Murdoch family wedding photos show how ugly Western culture has become
Because Independence Day always makes for a slow news weekend, that leaves room for looking at and thinking about other news stories that wouldn't normally make the grade at American Thinker. The one that caught my eye was the Daily Mail's huge photo essay showing the wedding of Charlotte Freud, one of Rupert Murdoch's granddaughters, to Luke Storey, a rapper. It was held in the exquisitely picturesque English Cotswold district, but the photos are a testament to the death of beauty in the modern era.
If you like things that are quintessentially English, the Cotswold district is the place for you:
There’s also the charming traditional English wedding, held in an old church, with the bride in virginal white, the blushing bridesmaids, the tuxedoed groomsmen, and the charmingly attired guests, including women in big hats. Although it's played for comedy, think of this wedding from 1994's Four Weddings and a Funeral:
The contrast between that charming beauty and the pictures from the Freud-Storey wedding is striking. The Daily Mail story, complete with photos, is here. This video has some of those same photos:
The bride is certainly glowing with happiness (and I wish her well), while her and her groom's matching Cruella de Vil black-and-white hair is...um...cute. Still, the tattoos crawling across her exposed skin and the sheer amount of exposed skin above the waist make her look like a stripper in a parody wedding.
The female guests showed up in ugly, mannish pantsuits or dresses that, again, show enough skin to be vulgar, not seductive. None of the women is wearing the hats that are part of an English wedding's charm. Many guests showed up at a daytime wedding in funereal black.
James Murdoch, the leftist Murdoch son who left Fox News behind, was the picture of cultural appropriation, in a calf-length purple Pakistani-style tunic over white trousers, an outfit completed with a black vest. His wife wore black and no smile.
The bride's father, Matthew Freud, wore an ill-fitting eggplant-colored suit, complete with blue sneakers. Many women wore cringe-worthy platform shoes so ugly that they made the 1970s versions look kind of elegant. The bride's shoes were the ugliest of them all — white Mary-Janes perched on top of a four-inch-high platform.

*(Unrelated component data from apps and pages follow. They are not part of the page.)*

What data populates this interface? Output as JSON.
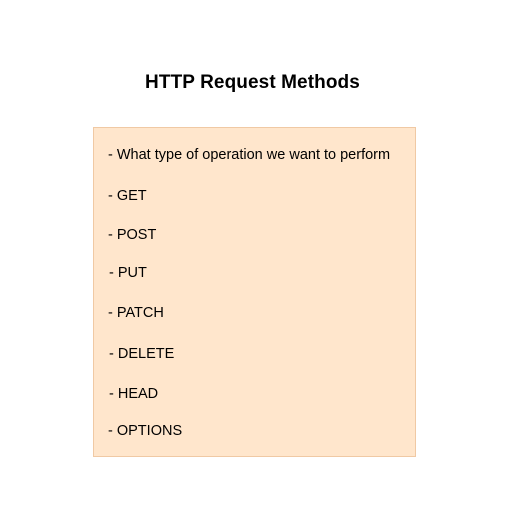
{
  "title": "HTTP Request Methods",
  "colors": {
    "box_fill": "#ffe6cc",
    "box_border": "#f0c9a4",
    "text": "#000000"
  },
  "items": [
    "- What type of operation we want to perform",
    "- GET",
    "- POST",
    "- PUT",
    "- PATCH",
    "- DELETE",
    "- HEAD",
    "- OPTIONS"
  ]
}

But the worst were the bridesmaids, wearing low-cut, slate gray, slinky, spaghetti-strapped dresses that looked like cheap lingerie. Again, that stripper vibe was strong. The ugliest "bridesmaid" was a skinny, unshaven young man with a hairy chest, a bulging crotch (depending on the photographic angle), hairy legs, and white tennis shoes. He was like the exclamation point on a singularly ugly affair.
This ugly wedding struck me as hard as it did because I had earlier listened to a discussion about the ugliness that is inherent in leftism. It is a political ideology that eschews beauty, something one sees in the blocky architecture, drag queen worship, vicious attacks on Jordan Peterson for saying that some things and people are objectively beautiful, and endless efforts to convince us that morbidly obese women or people who have mutilated themselves are beautiful.
The reality is that, across all times and cultures, no matter the specifics of beauty, the Golden Mean (or Golden Ratio) has always ruled. This is a mathematical relationship between sizes or distances that boils down to the fact that if a is greater than b and b is greater than zero, then a+b has the same relationship to a as a standing alone has to b.
The Golden Mean shows up everywhere in nature: in seashells, roses, artichokes, etc. Architecture based upon it is pleasing to the eye, and, in all cultures that do not have forced, Marxist standards of beauty, those faces that are deemed most beautiful, whether wide or long or oval or square, show the Golden Mean in the relationship among mouth, nose, and eyes. We are hardwired for this beauty.
I can't find which Michael Knowles podcast I was listening to, but he reminded his audience of something the late Roger Scruton said, which is that a society has to be worth saving, and that beauty is part of that worth. As Scruton explained, beauty matters. A society that "uglifies" itself is one that alienates people, cutting off their practical or spiritual connection to it.
And that, I guess, is why I thought it was worth drawing attention to the extraordinary ugliness of a wedding put on by people who have all the money in the world and could have opted for beauty...but didn't.